One of those is Tailwind. Its co-founder, Daniel Maloney, started the company about 20 months ago. He now has a team of ten people scanning through data. He and a team track activity on Pinterest to help advertisers understand what users are engaged in, so companies can better target their audience.
Their business has gone from 200 users to almost 10,000 in just the last year. But Maloney said that Tailwind could have failed if he didn't make the strategic move to Oklahoma City.
"In those early days when cash is tight, you've got to conserve cash," said Maloney. "We were able to reduce out personal living costs so, to a fraction of what my cost was living in New York and that certainly helped us sustain the business longer."
Moving to OKC also allowed Maloney to pay his employees lower salaries while still providing a good quality of life. All the savings meant more money funneling into the Tailwind.
The Greater Oklahoma City Chamber of Commerce statistics show growth trends happening right now and forecast even more, faster growth for small businesses in the near future. Maloney has already seen that happening.

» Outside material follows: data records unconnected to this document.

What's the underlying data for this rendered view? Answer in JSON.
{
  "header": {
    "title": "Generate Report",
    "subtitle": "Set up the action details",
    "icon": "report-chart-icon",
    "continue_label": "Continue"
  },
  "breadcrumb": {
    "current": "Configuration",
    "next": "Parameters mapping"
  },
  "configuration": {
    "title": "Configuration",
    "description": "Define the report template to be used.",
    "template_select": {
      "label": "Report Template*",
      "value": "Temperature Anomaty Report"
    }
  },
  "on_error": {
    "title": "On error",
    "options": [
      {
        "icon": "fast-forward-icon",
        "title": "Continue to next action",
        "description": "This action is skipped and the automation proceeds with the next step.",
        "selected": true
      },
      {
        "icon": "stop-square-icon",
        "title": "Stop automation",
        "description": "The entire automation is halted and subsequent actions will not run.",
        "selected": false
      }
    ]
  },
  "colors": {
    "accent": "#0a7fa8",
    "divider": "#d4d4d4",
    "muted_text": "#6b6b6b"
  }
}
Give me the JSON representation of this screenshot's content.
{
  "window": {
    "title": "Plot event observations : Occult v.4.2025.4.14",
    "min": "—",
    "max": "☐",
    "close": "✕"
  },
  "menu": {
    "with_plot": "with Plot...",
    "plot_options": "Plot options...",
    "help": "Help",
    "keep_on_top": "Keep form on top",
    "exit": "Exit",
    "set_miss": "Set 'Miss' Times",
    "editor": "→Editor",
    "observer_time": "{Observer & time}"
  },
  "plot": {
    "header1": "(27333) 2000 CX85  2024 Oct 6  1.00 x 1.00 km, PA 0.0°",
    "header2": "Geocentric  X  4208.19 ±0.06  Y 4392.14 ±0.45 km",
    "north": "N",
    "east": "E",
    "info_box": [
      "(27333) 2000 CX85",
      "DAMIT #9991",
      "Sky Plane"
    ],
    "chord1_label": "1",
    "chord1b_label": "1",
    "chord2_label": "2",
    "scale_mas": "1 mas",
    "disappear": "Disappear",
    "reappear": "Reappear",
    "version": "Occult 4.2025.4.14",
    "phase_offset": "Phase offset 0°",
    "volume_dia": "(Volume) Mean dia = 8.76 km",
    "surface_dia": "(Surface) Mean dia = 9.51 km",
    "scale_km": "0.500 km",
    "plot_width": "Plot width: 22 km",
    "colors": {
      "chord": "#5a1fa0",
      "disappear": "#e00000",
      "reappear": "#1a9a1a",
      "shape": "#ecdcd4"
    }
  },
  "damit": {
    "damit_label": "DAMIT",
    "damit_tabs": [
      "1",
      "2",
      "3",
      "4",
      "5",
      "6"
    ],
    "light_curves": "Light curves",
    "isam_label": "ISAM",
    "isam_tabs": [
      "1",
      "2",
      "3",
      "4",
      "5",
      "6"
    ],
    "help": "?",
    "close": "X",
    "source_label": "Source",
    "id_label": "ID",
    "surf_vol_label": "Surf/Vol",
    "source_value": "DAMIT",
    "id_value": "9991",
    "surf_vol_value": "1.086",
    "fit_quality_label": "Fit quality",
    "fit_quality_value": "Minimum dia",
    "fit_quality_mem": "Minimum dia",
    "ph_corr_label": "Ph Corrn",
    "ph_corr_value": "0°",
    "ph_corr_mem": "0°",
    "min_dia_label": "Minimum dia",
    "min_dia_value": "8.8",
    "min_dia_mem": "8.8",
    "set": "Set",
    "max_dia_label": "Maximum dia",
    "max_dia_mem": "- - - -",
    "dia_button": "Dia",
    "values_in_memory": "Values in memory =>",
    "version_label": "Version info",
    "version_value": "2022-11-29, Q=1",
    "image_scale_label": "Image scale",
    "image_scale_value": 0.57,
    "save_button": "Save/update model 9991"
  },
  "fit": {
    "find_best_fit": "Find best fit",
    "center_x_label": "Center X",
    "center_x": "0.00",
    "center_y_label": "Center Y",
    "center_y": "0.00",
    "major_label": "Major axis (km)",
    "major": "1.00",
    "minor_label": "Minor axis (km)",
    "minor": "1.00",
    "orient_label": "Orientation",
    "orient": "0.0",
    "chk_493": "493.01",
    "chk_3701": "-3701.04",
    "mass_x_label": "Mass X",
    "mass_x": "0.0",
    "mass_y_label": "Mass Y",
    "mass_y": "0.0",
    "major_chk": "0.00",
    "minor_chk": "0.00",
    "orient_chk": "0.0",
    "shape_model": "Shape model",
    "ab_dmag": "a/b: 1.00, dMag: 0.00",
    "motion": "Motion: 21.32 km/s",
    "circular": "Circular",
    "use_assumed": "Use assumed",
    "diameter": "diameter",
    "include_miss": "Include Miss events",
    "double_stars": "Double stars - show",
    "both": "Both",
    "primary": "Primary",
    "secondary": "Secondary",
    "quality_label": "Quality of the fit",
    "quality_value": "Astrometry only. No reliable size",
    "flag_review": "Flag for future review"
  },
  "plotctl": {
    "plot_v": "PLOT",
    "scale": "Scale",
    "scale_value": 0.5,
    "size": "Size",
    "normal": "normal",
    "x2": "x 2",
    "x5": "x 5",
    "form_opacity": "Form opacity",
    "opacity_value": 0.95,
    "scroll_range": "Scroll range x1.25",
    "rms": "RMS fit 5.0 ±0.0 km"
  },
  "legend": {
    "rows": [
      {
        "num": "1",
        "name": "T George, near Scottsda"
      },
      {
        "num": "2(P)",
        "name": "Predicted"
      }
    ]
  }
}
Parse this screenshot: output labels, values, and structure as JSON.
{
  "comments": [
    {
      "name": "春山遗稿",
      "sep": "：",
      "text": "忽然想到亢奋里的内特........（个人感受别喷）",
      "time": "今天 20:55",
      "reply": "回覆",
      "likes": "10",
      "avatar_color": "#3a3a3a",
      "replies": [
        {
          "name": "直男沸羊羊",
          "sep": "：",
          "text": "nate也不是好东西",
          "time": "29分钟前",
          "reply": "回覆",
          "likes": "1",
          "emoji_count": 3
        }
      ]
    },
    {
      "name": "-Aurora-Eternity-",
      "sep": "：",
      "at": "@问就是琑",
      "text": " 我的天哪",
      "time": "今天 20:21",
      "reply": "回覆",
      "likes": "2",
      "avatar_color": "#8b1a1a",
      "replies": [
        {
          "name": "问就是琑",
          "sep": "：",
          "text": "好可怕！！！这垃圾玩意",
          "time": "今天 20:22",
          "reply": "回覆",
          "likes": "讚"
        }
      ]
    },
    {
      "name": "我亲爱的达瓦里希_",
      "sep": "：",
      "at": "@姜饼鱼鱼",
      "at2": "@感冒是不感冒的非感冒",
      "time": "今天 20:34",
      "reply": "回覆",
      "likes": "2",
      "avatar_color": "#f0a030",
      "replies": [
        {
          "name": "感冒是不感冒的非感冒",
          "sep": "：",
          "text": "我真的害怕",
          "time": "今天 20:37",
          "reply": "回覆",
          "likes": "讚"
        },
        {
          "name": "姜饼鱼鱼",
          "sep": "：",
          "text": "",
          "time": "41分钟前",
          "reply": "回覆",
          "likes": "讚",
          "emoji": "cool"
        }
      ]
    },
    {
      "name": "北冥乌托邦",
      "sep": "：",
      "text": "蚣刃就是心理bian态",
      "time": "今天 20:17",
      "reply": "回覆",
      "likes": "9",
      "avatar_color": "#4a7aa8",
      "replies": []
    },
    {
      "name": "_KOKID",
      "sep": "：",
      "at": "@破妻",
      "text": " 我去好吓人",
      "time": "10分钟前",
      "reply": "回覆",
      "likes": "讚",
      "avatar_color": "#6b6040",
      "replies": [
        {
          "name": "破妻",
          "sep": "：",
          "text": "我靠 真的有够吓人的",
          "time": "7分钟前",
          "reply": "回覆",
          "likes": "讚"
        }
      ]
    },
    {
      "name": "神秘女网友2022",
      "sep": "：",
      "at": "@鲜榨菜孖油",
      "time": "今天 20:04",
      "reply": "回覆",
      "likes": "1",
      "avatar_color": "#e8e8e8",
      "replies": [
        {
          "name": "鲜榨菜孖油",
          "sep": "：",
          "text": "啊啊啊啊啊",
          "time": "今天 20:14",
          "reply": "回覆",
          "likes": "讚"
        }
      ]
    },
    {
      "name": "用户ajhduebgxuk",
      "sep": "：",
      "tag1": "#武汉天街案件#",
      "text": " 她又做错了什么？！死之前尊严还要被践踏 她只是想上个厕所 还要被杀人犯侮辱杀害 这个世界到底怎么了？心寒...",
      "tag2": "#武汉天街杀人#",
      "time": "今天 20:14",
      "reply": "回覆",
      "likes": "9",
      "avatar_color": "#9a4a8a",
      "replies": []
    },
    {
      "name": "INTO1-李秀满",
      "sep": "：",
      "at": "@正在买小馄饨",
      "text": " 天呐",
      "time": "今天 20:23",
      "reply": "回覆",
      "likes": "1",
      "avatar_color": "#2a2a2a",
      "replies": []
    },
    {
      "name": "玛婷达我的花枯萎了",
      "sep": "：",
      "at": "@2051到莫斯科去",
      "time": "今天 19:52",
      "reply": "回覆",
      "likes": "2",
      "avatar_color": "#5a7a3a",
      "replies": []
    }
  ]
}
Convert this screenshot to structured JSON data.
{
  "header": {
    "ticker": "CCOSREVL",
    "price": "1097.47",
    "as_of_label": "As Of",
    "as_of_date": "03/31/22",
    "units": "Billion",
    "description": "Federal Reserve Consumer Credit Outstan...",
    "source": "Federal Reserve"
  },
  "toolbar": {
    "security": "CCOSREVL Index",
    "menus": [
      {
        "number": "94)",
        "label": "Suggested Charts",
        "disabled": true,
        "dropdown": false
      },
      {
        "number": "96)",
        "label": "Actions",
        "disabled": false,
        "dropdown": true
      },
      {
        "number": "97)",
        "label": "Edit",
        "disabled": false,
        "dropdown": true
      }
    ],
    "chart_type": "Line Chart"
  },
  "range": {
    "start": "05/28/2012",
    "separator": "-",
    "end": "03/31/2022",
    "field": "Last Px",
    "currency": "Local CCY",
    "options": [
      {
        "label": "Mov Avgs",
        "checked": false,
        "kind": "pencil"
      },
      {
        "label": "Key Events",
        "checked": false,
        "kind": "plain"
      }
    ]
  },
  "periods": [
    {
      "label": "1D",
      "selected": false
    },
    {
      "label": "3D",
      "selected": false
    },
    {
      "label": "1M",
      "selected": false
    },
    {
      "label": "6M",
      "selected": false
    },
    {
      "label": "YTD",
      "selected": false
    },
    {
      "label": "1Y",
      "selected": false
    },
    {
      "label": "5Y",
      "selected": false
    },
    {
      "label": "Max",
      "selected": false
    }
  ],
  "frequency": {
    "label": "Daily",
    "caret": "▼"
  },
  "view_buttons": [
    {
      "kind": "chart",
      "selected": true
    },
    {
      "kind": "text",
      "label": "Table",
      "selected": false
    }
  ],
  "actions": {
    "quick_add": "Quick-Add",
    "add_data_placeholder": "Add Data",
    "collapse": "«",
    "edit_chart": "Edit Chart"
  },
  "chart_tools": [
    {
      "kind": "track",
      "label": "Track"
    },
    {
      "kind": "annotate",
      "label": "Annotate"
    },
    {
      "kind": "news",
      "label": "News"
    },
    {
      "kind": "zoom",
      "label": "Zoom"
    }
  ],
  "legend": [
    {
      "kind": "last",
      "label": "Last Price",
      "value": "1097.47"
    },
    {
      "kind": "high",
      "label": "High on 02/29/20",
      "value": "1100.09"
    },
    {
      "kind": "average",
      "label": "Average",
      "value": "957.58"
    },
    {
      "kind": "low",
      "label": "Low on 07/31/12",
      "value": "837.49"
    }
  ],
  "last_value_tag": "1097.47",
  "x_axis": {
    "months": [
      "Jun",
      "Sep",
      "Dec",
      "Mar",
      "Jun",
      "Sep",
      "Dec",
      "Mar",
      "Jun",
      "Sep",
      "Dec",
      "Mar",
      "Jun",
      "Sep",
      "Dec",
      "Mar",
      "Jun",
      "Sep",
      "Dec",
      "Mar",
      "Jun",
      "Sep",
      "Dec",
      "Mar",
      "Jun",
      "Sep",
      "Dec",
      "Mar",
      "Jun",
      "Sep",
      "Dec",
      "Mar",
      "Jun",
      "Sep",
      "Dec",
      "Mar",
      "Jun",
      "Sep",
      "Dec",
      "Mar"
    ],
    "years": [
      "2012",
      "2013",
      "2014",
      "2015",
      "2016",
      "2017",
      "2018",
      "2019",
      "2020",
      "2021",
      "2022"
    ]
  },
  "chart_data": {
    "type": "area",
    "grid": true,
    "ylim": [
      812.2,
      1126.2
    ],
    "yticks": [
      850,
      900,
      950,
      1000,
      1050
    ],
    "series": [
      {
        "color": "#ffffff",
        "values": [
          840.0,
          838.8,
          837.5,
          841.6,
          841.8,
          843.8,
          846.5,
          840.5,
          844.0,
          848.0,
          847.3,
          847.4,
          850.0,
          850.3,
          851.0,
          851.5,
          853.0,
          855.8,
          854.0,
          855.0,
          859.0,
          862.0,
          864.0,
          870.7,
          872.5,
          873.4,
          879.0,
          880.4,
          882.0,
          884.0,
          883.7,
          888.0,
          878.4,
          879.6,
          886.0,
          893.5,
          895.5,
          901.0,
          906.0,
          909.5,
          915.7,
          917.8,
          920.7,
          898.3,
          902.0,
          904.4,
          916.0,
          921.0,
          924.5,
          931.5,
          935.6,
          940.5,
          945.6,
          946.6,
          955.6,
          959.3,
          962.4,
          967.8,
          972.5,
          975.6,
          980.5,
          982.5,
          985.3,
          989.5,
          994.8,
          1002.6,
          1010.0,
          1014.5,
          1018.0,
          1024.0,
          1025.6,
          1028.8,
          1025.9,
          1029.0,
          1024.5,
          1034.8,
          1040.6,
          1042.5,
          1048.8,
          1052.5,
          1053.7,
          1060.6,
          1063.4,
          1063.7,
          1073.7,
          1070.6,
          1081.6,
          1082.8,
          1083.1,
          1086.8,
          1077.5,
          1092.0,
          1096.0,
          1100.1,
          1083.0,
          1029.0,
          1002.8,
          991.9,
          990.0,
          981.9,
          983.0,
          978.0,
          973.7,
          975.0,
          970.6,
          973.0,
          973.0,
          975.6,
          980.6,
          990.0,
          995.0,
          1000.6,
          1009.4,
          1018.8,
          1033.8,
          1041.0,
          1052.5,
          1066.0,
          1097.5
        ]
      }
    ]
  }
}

"When I moved to Oklahoma City about a year and a half ago I was able to find on my own maybe a couple dozen startups in the area and now it seems like I know of probably somewhere near a hundred," he said.